(Excerpts from an interface dataset)
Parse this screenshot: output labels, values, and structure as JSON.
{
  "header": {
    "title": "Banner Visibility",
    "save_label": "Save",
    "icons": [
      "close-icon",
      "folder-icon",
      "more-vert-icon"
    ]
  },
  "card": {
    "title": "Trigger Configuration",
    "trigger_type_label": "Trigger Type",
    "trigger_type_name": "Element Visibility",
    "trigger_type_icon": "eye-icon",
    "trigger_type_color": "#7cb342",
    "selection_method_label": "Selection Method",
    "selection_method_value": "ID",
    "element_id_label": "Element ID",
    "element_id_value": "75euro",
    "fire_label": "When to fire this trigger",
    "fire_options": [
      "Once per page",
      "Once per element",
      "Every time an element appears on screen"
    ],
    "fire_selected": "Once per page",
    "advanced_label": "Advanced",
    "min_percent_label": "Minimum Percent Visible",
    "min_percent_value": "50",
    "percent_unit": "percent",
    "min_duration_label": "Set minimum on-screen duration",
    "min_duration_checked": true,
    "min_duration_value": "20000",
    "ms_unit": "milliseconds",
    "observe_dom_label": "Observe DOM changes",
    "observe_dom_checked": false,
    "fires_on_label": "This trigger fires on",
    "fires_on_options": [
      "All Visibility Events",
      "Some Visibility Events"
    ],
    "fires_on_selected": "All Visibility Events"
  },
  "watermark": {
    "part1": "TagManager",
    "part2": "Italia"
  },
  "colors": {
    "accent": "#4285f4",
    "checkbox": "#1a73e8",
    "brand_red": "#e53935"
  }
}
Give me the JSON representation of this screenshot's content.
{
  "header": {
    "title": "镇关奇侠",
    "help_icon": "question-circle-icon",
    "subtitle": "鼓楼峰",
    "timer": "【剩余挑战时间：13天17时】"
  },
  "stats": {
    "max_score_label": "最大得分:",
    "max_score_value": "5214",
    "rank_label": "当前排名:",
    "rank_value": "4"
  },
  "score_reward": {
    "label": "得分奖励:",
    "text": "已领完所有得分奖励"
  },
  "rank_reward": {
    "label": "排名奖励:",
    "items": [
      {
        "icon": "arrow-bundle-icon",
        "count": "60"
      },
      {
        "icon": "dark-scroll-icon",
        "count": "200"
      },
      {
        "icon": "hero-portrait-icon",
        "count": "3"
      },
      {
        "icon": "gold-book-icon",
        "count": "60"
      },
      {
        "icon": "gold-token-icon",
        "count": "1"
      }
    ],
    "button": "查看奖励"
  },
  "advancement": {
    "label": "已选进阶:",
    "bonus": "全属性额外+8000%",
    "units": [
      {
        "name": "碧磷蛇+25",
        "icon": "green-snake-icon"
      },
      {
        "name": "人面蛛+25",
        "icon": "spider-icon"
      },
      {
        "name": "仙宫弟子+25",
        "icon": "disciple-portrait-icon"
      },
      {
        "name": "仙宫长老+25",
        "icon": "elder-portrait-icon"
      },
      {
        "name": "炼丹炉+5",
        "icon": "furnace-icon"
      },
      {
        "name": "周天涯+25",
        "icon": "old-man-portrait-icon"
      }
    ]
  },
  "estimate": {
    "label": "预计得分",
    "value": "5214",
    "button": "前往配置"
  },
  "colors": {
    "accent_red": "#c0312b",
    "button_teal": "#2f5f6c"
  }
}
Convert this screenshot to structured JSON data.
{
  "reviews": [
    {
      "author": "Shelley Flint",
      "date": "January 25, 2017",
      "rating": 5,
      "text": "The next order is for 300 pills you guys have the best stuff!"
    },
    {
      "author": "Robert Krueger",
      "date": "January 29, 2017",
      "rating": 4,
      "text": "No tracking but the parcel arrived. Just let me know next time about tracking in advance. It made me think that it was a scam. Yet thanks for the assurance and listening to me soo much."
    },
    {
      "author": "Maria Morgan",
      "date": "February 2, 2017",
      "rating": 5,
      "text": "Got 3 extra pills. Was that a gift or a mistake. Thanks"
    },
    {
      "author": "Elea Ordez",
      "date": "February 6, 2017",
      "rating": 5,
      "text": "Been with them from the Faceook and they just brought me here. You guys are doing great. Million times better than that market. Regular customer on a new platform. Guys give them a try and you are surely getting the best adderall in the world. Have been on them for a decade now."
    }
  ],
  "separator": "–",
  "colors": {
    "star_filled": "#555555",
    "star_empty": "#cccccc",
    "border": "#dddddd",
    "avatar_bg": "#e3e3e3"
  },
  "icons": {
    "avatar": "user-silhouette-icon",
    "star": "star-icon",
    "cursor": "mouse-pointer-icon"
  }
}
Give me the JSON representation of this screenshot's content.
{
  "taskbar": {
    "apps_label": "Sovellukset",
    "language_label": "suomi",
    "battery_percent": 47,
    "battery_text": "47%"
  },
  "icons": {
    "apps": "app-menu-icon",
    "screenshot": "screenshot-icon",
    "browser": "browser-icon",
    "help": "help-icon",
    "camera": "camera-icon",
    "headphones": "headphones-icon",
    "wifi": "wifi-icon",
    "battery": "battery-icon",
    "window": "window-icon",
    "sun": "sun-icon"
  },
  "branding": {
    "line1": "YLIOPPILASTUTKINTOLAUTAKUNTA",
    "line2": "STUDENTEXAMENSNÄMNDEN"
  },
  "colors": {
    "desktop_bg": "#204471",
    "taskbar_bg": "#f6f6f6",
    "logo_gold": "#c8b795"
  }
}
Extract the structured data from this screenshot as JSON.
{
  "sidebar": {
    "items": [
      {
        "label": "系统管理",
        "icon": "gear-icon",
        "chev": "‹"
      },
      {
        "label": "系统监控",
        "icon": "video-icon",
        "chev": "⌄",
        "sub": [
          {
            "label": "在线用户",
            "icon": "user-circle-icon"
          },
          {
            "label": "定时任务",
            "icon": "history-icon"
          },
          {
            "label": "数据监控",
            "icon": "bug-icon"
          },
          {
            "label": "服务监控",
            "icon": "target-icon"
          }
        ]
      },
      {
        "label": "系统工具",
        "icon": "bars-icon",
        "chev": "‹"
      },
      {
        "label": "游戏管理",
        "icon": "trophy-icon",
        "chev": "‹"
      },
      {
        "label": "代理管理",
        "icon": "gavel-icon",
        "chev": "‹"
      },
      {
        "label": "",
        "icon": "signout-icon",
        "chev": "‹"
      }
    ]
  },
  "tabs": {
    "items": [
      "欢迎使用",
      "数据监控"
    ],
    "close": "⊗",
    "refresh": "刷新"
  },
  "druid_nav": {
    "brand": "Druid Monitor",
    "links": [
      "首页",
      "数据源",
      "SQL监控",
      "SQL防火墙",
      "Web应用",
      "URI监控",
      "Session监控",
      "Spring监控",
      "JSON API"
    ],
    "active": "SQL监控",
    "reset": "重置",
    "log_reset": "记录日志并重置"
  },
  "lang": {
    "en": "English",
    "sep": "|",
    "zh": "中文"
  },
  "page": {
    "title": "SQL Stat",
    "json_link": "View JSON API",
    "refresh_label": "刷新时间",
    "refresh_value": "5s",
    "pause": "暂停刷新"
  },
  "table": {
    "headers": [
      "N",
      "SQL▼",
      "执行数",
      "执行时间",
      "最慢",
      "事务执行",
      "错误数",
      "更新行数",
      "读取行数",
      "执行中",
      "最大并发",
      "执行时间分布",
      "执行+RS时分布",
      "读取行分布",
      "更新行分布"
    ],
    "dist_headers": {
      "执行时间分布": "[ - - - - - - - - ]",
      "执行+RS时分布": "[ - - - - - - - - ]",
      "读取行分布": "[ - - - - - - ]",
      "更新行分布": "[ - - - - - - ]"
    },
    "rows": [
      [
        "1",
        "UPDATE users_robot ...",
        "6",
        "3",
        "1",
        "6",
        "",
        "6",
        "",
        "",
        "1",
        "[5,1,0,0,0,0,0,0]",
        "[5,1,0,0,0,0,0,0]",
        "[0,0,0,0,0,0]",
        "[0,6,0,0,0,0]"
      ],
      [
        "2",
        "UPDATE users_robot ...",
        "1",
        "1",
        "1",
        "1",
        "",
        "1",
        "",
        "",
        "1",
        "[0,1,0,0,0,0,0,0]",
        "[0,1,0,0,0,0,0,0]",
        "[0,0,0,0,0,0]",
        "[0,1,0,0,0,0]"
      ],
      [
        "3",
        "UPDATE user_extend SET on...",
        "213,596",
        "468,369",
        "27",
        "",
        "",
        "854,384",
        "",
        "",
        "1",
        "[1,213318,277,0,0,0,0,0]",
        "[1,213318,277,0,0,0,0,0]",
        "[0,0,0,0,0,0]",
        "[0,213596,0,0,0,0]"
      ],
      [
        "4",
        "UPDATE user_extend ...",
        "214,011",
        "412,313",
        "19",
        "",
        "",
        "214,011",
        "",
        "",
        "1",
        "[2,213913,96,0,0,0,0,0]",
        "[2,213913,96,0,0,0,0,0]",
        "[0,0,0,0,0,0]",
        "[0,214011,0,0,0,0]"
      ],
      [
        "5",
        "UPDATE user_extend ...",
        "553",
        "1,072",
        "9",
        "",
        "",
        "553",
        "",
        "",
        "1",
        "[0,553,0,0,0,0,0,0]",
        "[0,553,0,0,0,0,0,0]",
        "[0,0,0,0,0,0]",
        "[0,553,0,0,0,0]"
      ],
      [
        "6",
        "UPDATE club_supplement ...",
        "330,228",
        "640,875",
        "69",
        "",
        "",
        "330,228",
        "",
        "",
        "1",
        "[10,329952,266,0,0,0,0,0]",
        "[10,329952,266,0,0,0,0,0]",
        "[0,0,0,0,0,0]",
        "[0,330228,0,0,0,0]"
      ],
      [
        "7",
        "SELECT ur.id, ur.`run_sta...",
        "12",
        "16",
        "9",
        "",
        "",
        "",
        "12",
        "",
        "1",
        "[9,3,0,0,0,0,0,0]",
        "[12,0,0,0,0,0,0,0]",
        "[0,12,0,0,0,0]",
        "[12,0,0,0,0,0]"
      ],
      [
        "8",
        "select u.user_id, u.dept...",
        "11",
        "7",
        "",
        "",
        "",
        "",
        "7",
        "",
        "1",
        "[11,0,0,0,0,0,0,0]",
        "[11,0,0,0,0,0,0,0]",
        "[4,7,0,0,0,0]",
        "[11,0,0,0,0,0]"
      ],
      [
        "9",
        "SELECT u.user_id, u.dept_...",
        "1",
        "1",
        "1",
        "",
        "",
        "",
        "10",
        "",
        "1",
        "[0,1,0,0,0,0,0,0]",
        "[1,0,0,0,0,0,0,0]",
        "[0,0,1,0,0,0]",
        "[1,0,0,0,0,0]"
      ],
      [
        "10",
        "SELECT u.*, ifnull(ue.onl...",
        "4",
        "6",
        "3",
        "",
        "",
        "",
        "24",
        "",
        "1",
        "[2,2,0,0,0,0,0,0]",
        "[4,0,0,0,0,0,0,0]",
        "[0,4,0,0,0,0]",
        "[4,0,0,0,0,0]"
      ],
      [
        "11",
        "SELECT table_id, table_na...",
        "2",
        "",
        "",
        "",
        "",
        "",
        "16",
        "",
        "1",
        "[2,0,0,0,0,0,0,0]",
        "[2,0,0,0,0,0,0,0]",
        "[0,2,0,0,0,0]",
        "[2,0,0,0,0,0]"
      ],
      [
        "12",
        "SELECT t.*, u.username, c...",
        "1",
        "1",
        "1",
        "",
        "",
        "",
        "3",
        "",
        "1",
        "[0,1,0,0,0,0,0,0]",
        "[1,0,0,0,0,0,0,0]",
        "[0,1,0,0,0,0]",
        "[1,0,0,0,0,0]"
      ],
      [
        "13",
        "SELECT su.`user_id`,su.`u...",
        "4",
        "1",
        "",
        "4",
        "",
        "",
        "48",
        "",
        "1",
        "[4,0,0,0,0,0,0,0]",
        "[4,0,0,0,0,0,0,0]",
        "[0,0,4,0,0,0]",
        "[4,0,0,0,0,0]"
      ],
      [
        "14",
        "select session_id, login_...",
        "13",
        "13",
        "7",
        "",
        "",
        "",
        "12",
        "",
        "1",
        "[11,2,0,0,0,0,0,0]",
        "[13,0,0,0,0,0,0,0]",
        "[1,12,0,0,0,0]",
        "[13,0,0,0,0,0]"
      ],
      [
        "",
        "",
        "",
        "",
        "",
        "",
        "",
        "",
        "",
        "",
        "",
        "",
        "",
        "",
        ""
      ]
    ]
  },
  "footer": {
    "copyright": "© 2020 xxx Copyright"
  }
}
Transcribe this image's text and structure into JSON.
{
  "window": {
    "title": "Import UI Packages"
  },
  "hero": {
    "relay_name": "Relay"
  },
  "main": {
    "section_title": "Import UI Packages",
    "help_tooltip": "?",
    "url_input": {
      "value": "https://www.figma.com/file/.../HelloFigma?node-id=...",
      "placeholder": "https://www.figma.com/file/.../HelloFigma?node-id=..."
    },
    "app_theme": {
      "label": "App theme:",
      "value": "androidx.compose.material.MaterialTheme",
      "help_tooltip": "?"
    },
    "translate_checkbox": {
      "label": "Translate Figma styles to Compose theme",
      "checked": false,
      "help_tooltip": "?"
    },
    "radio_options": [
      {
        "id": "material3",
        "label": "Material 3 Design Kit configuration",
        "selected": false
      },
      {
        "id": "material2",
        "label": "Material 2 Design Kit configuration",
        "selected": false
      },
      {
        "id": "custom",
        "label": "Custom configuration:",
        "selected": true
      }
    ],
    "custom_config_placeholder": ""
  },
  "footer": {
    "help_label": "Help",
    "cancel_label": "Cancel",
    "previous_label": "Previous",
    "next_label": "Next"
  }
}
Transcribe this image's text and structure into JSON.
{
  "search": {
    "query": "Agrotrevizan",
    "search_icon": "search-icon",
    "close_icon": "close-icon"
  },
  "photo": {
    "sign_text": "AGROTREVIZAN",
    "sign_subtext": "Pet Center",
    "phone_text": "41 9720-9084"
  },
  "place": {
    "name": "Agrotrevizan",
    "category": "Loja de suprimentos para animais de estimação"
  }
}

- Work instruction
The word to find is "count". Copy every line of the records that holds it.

- Answer space
        "count": "60"
        "count": "200"
        "count": "3"
        "count": "60"
        "count": "1"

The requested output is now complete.